All of the events for the meet have been sponsored by local businesses, and the title sponsor for the event is Navigate Homes. Craig began the process of finding sponsors last summer and contacted upwards of 75 different businesses before finalizing the 20 that will be participating. Each business that donated chose an event to sponsor and is announced before the event they chose.

Kara Wagenknecht
Caden Fedeler ’18 hands the baton to Cole Mabry ’19 during the boys distance medley on Friday, April 27.

“When that event comes up, Mike Jay is going to end up saying their name, like, ‘The Heartland Soul 400 meter run’ probably four or five times at least,” Craig said. “The school district doesn’t pay for the Drake Relays, … so to supplement that and to pay for everybody that typically qualifies or gets to go to the Drake Relays, it costs us for a charter bus and hotels and just to get them into meets somewhere upwards of $2,000 or $3,000. … [Sponsorships] takes the responsibility away from the parents from having to sell their stuff, and then they can focus on what they’re really supposed to focus on, which is the sport: track and field.”

The meet will start at 10:30 a.m. for field events, with running events starting at 11 a.m. The meet will run through much of the early afternoon, scheduled to wrap up around 3 p.m.

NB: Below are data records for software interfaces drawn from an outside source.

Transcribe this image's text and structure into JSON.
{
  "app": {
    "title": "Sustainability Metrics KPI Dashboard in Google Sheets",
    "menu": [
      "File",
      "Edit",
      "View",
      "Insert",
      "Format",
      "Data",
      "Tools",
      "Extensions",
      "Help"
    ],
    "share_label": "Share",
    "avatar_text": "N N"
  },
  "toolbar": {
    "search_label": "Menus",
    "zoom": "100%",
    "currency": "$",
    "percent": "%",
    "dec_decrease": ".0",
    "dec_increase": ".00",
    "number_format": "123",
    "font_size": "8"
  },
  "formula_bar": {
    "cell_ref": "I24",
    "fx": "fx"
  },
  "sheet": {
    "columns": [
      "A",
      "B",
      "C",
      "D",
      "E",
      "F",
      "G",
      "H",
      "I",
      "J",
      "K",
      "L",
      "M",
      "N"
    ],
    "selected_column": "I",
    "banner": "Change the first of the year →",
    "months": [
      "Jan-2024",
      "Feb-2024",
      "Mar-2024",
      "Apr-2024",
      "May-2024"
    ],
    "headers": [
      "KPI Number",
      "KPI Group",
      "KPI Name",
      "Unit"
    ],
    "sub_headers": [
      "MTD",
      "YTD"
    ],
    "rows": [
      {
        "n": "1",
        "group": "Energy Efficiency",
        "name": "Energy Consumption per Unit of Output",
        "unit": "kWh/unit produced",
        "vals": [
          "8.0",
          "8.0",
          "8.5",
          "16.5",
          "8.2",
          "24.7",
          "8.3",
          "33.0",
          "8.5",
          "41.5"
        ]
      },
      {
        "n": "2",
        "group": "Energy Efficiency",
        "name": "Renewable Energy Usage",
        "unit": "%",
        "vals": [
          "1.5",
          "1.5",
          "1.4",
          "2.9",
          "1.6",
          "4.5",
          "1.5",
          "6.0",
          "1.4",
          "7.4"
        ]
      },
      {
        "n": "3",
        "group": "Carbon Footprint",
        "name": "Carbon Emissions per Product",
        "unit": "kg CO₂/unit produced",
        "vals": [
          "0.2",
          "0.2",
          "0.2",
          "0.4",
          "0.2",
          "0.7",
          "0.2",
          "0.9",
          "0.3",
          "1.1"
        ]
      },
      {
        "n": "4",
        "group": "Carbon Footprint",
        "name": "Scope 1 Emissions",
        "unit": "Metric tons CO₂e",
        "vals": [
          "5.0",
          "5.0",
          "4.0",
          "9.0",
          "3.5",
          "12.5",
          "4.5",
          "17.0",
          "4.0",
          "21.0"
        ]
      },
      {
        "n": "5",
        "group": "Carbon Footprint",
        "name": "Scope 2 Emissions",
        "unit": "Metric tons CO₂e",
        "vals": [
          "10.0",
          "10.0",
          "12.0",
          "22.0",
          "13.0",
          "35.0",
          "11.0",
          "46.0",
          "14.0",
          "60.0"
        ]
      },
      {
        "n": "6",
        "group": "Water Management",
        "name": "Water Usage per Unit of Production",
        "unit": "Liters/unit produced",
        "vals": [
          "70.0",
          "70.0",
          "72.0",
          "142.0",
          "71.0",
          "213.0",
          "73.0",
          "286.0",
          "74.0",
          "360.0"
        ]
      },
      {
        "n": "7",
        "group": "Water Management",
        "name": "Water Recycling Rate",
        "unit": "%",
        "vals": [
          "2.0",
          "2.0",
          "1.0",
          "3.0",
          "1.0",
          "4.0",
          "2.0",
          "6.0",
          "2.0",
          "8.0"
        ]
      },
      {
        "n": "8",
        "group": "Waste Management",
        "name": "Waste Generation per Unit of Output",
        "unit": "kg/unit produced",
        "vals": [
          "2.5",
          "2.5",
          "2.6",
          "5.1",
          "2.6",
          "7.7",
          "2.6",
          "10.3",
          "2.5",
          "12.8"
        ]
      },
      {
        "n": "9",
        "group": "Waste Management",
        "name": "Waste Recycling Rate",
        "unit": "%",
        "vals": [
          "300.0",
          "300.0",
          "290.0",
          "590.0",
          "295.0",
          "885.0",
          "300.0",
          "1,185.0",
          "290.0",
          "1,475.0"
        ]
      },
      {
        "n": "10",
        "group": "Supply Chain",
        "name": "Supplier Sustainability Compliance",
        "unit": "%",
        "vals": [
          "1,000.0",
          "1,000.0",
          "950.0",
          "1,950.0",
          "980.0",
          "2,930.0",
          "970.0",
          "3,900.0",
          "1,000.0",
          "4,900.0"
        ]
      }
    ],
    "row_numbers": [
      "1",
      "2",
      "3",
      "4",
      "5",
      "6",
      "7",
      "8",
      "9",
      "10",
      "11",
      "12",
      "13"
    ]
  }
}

“Every coach is going to say their sport is the best, and I’m willing to admit that I’m okay realizing that track and field isn’t going to be the end of that; it’s going to be football and basketball and baseball — they’re king,” Craig said. “If we can have one or two days where we get to put our sport in the limelight and our sport as something that people look at and say, ‘That’s really cool,’ I’ll take it. That’s what I’m excited about just getting our sport to the forefront of people’s minds even if it’s for a few hours.”